Copy out each line of the data that includes the string "Bryant".

Stored entries:
━━━━━━

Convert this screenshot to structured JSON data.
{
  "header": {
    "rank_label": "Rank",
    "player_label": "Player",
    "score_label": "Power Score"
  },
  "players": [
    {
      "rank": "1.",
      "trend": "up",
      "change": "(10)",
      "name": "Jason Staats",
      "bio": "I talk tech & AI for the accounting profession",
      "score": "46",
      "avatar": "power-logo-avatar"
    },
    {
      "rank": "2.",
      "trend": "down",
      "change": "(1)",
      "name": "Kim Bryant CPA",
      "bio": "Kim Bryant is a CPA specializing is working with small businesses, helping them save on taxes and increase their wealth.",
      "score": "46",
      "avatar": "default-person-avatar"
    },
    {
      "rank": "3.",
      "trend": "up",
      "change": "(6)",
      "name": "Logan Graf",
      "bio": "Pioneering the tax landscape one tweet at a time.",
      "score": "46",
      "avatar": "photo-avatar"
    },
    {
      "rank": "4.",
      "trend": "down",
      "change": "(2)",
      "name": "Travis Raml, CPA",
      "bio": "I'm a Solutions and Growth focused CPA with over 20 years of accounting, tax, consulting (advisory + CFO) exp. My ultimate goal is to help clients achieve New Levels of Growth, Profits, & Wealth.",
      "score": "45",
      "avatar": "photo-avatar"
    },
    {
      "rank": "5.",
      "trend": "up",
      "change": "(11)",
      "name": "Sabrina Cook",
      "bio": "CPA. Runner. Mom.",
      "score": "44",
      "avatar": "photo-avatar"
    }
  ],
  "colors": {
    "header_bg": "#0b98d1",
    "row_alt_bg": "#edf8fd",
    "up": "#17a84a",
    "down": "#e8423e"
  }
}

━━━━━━

ANSWER FOR THIS EXERCISE
      "name": "Kim Bryant CPA",
      "bio": "Kim Bryant is a CPA specializing is working with small businesses, helping them save on taxes and increase their wealth.",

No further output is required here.